Exercise details: Return each line of the data below that contains the string "floor".

Records provided:
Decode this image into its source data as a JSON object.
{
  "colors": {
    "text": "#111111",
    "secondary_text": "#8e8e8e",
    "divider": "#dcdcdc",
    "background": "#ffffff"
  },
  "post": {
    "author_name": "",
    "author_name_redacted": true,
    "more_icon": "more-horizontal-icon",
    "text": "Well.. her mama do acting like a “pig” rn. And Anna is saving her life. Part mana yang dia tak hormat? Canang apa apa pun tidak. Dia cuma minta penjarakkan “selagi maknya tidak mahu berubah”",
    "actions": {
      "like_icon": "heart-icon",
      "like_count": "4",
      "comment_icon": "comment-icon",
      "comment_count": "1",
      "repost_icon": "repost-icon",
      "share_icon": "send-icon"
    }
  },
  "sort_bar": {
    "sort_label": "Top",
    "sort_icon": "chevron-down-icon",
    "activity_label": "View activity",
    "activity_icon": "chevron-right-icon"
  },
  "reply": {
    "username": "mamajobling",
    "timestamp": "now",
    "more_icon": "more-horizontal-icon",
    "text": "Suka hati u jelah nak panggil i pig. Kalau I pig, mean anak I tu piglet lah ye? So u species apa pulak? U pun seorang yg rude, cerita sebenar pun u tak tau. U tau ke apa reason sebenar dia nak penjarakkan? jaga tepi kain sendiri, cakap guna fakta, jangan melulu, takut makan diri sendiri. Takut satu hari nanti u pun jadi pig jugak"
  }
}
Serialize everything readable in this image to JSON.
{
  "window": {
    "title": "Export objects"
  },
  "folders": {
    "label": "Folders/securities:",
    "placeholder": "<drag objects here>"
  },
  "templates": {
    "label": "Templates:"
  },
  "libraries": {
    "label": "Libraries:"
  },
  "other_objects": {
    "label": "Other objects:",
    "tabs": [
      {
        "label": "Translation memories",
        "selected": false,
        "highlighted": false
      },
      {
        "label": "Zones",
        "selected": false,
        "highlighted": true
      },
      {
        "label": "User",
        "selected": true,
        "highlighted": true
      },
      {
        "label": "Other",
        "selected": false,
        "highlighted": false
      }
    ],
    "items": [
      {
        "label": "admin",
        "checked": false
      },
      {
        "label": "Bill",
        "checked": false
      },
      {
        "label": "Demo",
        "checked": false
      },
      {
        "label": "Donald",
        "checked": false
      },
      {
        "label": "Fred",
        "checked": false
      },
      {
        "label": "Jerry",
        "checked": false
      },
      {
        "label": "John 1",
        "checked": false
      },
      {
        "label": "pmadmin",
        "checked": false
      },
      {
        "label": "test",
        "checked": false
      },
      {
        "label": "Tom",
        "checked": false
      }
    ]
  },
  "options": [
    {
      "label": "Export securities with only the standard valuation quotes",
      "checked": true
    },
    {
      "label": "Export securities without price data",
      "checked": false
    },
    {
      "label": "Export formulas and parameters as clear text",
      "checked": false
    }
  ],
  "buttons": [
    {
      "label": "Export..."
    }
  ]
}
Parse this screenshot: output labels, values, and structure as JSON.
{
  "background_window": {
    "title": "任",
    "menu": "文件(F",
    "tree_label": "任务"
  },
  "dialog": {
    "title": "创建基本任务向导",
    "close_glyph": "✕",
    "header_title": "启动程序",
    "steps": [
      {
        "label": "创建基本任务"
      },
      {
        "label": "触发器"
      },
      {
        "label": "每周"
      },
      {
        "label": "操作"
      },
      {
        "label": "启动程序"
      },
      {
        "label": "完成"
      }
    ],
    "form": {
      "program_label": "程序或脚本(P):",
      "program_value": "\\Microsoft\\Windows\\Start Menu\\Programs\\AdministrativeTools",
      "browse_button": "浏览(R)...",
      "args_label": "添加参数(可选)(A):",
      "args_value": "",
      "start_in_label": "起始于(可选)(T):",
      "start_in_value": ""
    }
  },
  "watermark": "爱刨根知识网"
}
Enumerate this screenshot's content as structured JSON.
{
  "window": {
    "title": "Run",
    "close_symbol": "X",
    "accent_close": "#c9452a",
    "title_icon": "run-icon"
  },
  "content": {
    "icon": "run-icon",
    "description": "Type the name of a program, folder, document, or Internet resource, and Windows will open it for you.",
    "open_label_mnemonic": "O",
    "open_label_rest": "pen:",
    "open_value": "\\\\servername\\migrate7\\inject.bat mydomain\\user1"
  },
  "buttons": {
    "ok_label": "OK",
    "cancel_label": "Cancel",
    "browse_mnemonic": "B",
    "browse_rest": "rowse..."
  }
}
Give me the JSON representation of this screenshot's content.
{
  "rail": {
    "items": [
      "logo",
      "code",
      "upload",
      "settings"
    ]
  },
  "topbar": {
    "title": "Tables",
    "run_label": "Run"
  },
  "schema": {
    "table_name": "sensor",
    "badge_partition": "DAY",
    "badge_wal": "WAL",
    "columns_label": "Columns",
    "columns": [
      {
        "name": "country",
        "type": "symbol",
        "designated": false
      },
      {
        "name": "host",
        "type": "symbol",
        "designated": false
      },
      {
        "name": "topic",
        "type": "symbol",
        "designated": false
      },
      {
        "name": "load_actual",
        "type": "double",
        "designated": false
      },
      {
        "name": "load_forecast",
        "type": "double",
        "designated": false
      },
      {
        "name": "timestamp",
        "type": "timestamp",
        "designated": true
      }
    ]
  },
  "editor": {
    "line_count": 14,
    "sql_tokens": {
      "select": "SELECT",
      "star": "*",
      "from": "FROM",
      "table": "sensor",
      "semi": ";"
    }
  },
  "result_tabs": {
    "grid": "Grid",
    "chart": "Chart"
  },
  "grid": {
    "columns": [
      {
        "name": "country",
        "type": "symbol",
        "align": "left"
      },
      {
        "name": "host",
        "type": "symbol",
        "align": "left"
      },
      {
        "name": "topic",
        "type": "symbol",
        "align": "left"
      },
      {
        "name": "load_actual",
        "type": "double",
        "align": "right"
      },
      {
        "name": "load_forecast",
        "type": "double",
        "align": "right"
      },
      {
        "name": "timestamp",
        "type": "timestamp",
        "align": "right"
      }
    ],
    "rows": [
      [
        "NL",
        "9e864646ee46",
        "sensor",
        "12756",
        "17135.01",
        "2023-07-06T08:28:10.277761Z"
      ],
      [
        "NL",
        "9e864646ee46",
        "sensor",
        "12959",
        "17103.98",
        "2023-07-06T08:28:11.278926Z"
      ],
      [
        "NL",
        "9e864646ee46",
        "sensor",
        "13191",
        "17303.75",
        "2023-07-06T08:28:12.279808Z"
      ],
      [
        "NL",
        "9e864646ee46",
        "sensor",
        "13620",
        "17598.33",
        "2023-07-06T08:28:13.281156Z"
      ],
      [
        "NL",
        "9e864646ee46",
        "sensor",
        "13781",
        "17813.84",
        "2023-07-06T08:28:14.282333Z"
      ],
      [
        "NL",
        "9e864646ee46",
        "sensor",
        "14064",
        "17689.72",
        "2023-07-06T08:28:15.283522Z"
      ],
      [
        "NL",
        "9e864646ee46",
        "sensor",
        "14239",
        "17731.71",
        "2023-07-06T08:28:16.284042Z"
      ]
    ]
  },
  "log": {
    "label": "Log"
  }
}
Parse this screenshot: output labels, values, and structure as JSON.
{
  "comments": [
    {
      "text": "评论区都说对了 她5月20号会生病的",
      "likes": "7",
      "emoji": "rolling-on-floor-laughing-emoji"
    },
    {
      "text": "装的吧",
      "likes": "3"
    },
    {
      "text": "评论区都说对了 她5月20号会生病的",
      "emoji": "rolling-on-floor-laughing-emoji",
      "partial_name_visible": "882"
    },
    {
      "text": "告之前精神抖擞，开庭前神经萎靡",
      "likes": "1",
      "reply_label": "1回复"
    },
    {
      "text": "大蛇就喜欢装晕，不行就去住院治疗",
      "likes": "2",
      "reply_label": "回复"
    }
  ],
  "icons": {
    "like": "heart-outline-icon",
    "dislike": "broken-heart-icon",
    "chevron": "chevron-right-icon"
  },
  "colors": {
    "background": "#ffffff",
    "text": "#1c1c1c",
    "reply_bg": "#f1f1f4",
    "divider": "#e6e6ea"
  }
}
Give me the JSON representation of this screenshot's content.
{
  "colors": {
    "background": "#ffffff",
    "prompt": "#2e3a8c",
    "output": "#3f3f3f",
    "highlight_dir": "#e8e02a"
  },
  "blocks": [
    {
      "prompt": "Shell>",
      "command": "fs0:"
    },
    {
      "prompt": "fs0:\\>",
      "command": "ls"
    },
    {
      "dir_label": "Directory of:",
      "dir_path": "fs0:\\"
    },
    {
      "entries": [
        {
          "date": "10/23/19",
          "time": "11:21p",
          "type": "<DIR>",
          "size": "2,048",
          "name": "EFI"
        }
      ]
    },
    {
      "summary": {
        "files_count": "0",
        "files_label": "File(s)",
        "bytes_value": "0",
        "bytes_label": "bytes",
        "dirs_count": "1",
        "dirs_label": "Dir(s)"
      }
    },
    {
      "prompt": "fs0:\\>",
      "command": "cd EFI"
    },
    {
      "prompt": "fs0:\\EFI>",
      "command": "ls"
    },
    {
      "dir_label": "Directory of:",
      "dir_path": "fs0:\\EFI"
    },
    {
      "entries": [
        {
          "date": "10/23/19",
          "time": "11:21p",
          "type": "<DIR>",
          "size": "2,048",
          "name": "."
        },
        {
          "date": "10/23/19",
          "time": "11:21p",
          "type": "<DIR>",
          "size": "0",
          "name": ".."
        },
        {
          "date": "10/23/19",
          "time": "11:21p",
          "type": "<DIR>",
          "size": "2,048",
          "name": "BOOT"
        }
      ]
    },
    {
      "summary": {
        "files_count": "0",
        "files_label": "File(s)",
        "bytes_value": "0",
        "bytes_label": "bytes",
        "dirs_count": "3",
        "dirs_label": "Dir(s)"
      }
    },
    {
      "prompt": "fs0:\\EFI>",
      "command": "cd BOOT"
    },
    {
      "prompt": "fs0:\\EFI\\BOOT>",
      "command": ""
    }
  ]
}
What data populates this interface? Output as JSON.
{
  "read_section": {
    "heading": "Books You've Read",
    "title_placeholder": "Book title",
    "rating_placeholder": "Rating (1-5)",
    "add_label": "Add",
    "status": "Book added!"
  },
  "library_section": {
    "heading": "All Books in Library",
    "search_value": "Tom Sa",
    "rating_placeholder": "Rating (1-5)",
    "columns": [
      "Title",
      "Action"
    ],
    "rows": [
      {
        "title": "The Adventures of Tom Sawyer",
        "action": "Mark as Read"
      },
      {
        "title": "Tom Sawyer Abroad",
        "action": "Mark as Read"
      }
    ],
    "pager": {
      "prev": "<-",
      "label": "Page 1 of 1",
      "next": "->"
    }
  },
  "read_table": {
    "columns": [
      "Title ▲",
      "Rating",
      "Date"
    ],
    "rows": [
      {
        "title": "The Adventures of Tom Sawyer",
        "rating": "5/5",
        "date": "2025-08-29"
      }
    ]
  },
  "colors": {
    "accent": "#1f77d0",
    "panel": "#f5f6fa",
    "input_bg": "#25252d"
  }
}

Task answer:
      "emoji": "rolling-on-floor-laughing-emoji"
      "emoji": "rolling-on-floor-laughing-emoji",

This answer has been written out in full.